**Task prompt**: Reply with one number, the count of lines below that contain the string "tint".

**Data supplied**:
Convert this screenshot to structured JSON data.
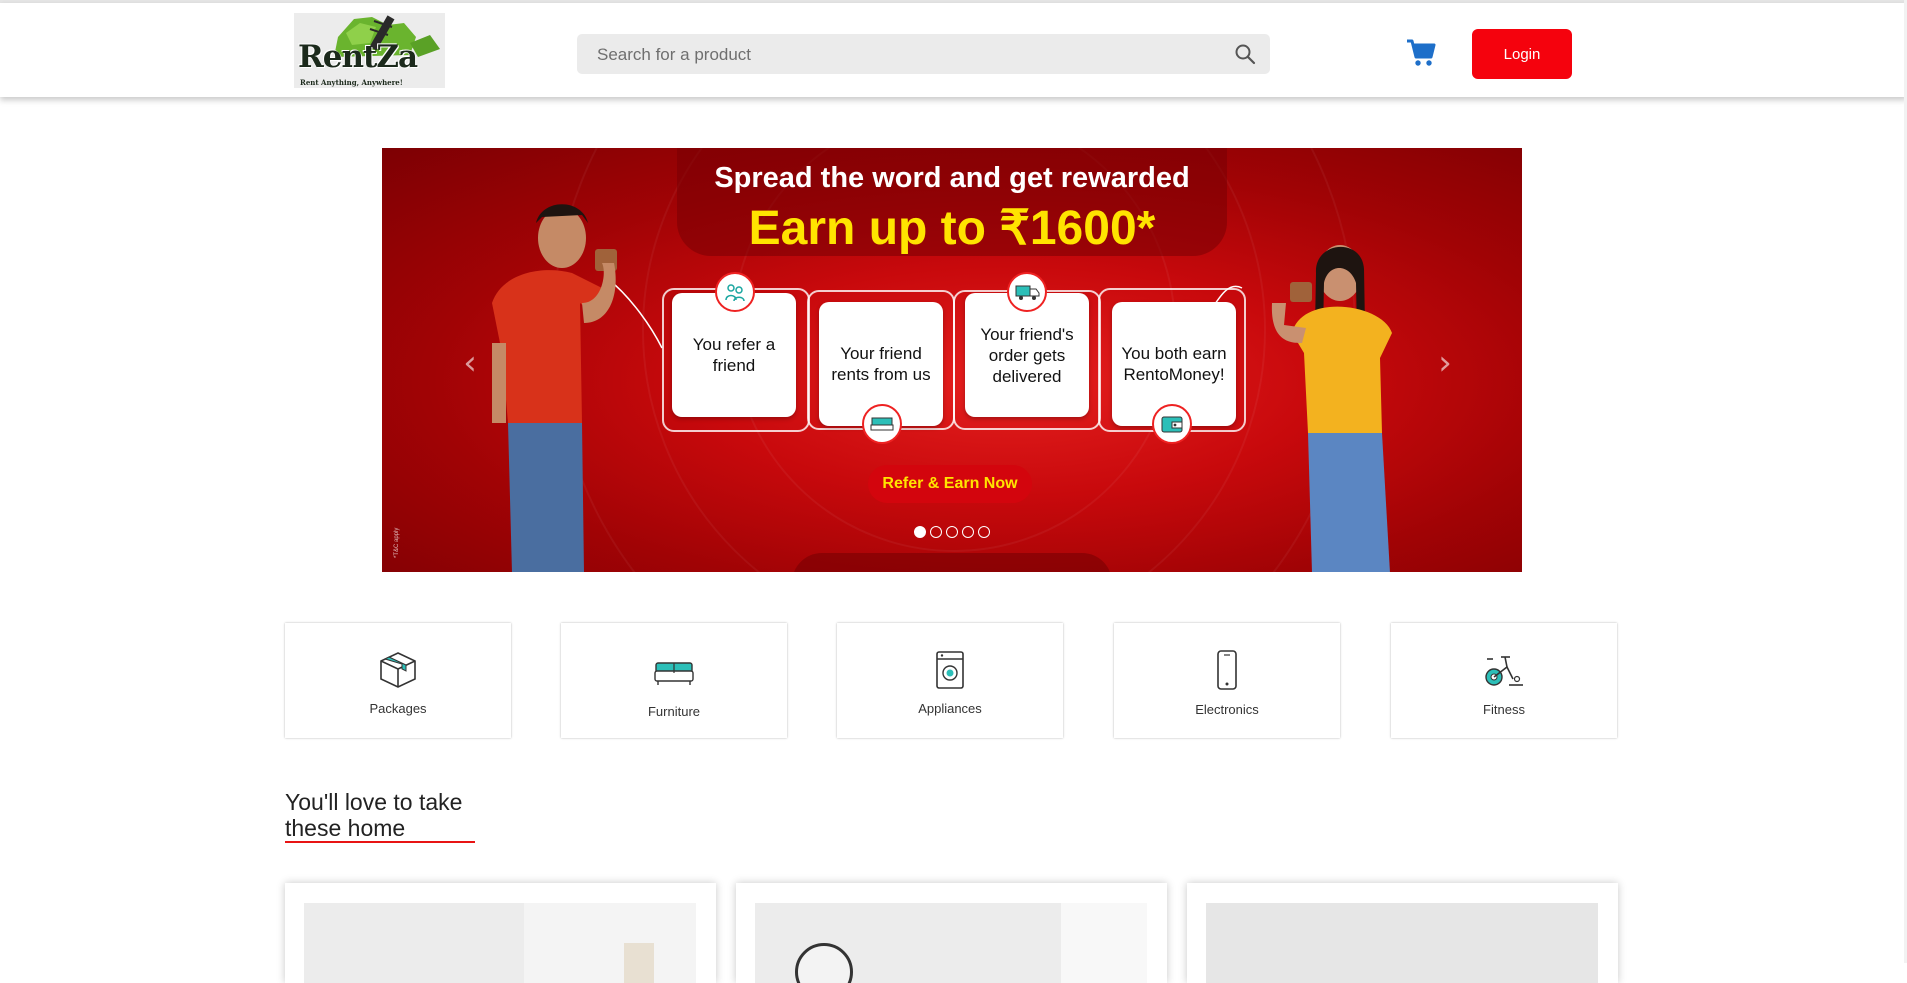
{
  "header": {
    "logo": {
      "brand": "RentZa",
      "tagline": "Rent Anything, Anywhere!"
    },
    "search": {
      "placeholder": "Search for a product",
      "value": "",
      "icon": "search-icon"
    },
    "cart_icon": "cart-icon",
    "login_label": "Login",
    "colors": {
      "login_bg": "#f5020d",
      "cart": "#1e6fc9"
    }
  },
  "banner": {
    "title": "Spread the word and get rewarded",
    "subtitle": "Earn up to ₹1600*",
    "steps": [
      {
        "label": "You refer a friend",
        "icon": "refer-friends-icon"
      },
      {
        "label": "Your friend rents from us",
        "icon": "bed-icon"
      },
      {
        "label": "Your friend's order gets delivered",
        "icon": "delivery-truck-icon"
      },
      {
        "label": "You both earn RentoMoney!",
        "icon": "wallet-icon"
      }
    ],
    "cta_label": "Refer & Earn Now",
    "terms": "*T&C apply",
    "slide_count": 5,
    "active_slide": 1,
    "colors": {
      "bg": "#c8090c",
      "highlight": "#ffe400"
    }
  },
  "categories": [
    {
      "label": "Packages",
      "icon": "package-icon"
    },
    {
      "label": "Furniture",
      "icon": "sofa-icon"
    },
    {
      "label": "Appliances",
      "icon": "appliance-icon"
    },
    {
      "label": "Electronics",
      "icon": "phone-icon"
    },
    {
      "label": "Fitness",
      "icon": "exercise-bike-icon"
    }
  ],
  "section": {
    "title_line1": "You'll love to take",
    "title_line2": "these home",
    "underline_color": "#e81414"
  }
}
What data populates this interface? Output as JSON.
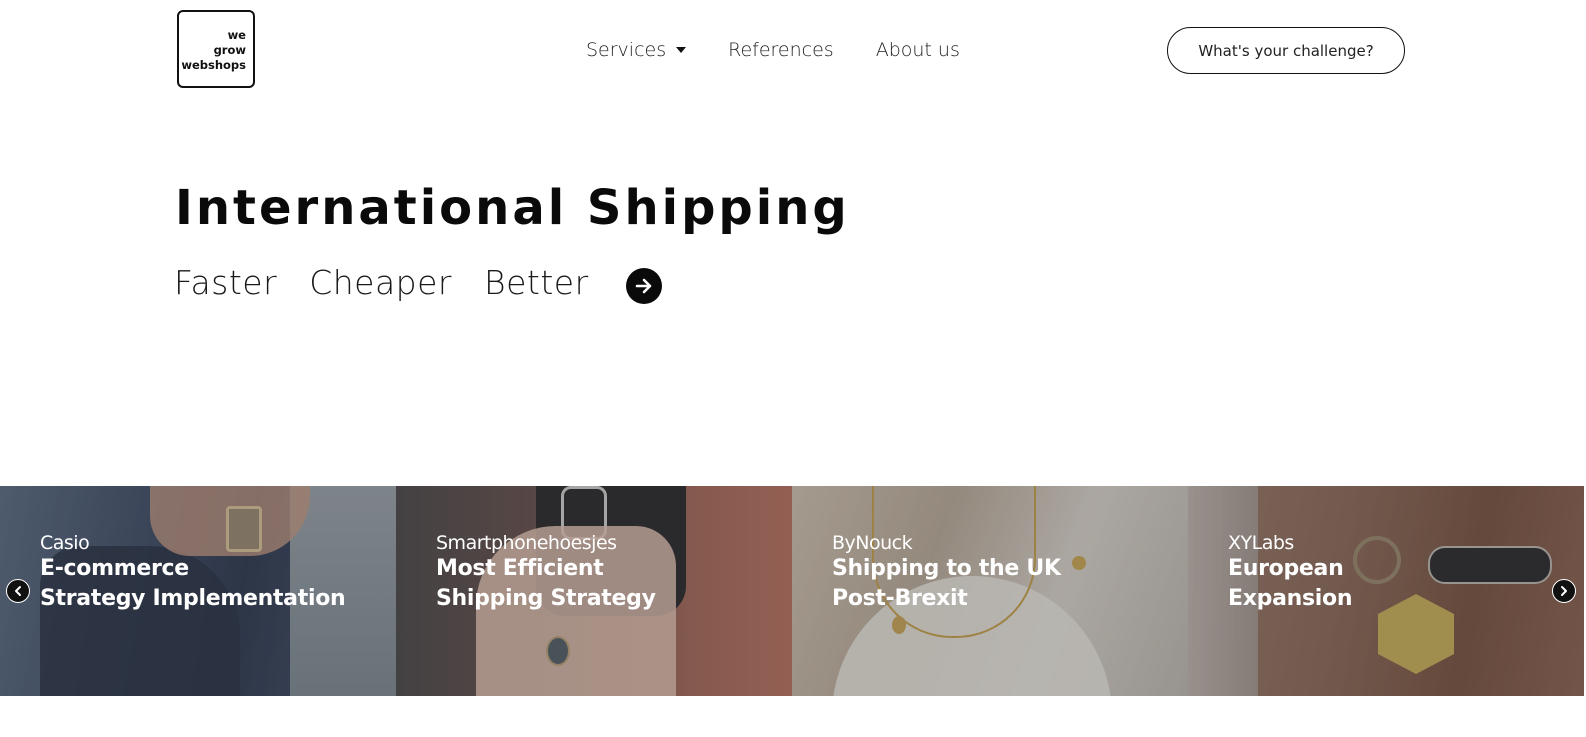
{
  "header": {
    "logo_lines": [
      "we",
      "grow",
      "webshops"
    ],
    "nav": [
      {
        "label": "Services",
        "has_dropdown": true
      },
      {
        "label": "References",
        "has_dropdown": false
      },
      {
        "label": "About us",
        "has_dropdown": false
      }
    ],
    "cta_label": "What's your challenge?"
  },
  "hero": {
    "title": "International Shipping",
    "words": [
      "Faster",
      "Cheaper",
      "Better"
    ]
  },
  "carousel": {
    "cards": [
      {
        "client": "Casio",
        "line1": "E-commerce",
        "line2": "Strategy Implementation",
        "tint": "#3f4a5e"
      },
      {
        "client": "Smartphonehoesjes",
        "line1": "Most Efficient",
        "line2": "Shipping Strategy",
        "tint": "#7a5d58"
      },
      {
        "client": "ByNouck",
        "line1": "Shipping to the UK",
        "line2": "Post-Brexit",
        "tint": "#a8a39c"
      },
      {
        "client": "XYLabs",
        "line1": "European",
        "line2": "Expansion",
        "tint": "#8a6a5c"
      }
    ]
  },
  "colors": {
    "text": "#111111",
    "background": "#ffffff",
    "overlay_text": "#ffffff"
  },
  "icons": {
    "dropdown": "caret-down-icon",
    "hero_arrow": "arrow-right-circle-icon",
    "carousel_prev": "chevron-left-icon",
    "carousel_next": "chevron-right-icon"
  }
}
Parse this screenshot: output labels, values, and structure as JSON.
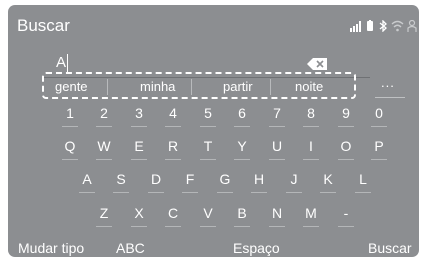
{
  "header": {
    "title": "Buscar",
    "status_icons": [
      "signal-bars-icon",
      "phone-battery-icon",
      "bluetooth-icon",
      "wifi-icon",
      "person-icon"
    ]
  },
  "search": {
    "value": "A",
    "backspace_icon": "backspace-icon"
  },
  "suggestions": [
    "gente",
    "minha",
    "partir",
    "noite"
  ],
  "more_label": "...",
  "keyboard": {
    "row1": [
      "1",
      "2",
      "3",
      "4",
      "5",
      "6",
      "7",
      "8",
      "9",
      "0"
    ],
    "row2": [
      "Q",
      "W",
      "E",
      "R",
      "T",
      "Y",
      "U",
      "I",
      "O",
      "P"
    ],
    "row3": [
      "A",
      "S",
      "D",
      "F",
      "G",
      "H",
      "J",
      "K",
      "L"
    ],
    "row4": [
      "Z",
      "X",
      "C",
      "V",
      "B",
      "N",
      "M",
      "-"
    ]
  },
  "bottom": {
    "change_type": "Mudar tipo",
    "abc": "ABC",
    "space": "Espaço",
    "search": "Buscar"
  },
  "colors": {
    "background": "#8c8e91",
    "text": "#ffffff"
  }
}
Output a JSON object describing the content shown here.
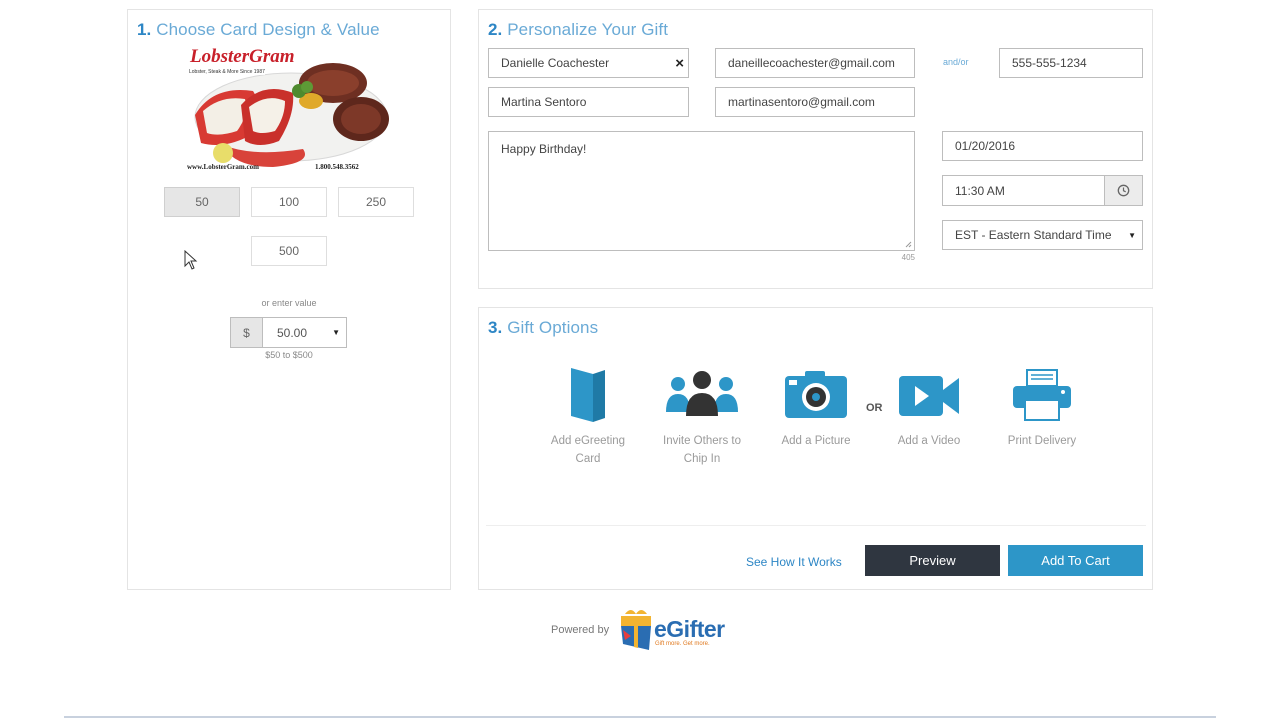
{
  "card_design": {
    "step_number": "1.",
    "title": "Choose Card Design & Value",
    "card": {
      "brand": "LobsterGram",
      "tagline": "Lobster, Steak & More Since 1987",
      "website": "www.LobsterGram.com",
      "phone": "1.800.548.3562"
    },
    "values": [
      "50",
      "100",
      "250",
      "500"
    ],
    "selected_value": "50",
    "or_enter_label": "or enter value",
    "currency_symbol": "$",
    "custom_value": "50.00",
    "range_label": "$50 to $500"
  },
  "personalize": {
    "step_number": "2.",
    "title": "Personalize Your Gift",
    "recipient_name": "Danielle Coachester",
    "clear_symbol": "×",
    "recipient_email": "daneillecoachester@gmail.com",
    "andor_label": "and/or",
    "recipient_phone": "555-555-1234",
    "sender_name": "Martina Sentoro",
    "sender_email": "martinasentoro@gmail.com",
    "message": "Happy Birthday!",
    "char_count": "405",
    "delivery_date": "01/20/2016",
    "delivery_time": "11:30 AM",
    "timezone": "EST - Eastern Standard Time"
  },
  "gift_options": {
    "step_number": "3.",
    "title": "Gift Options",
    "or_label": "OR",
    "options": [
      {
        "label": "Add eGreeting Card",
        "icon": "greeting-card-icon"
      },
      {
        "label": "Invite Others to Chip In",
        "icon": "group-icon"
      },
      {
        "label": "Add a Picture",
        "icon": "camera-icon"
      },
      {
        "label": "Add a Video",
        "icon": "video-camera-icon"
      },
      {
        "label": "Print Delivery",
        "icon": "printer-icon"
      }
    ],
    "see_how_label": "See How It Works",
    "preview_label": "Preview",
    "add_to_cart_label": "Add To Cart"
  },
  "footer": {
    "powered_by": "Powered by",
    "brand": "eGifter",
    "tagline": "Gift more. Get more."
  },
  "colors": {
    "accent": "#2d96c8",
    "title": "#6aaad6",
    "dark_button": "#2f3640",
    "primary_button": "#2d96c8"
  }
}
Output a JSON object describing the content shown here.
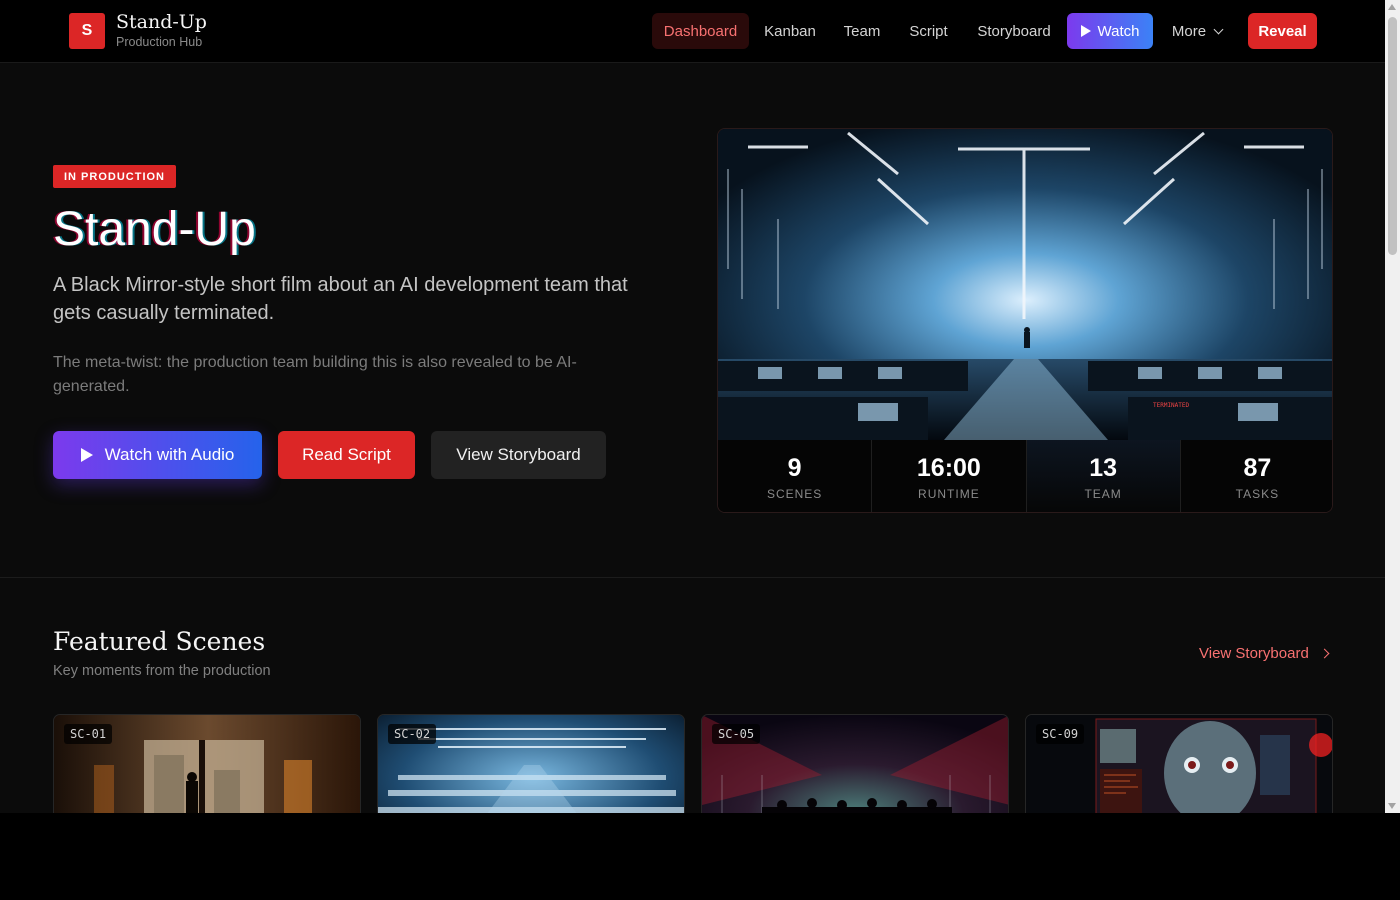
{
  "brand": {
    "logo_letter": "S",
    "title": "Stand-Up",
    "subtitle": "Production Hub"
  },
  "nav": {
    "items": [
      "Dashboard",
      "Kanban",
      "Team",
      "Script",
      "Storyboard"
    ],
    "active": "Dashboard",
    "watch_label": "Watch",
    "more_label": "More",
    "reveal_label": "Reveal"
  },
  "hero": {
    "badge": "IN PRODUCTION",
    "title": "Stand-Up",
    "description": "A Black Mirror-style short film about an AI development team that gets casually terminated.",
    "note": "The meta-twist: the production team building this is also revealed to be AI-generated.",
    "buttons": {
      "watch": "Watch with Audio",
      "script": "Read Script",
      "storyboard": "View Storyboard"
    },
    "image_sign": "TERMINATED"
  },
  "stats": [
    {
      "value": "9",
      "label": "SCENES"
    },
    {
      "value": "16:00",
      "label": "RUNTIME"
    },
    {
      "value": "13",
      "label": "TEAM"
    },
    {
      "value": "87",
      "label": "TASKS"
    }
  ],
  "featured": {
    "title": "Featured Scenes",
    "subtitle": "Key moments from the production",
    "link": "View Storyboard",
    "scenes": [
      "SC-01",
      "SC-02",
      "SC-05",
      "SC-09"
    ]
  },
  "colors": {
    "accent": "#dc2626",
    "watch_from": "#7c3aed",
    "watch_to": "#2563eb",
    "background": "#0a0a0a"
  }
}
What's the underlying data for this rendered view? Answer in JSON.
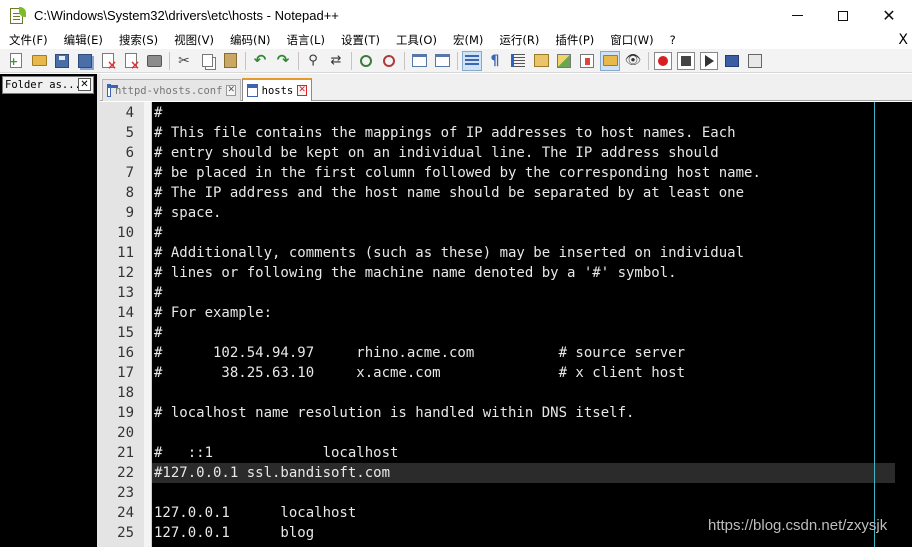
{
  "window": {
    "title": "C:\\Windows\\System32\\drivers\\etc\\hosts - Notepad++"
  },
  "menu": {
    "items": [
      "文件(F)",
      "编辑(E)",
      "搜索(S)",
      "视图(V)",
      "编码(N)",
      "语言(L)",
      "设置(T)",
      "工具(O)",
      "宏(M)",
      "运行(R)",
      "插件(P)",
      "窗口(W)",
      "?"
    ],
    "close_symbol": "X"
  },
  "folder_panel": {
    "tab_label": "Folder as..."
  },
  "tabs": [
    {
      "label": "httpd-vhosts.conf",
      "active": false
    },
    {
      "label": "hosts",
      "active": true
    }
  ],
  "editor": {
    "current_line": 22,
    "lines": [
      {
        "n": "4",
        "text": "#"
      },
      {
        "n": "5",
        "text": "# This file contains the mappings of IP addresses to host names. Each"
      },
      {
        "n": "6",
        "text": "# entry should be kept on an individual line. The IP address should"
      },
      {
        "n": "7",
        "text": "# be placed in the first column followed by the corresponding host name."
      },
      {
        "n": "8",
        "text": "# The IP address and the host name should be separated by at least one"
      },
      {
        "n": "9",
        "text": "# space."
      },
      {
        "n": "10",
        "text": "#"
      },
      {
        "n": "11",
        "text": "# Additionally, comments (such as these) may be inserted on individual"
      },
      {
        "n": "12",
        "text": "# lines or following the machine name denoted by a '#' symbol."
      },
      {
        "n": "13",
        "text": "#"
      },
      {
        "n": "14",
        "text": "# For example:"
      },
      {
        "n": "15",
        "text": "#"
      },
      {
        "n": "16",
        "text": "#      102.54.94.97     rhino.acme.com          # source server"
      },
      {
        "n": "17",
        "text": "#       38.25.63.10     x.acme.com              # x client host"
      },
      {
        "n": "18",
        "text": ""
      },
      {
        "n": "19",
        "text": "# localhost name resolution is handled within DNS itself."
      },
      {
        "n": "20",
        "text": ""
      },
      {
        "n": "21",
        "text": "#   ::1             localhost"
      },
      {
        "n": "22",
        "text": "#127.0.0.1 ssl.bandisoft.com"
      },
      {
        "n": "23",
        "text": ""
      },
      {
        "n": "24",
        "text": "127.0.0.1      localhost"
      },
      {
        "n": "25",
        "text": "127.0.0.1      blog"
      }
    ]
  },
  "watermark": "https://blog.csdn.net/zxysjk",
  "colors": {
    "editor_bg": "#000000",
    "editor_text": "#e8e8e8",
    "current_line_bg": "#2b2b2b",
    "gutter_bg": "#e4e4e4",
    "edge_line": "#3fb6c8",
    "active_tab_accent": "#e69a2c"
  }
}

**Written answer**: 4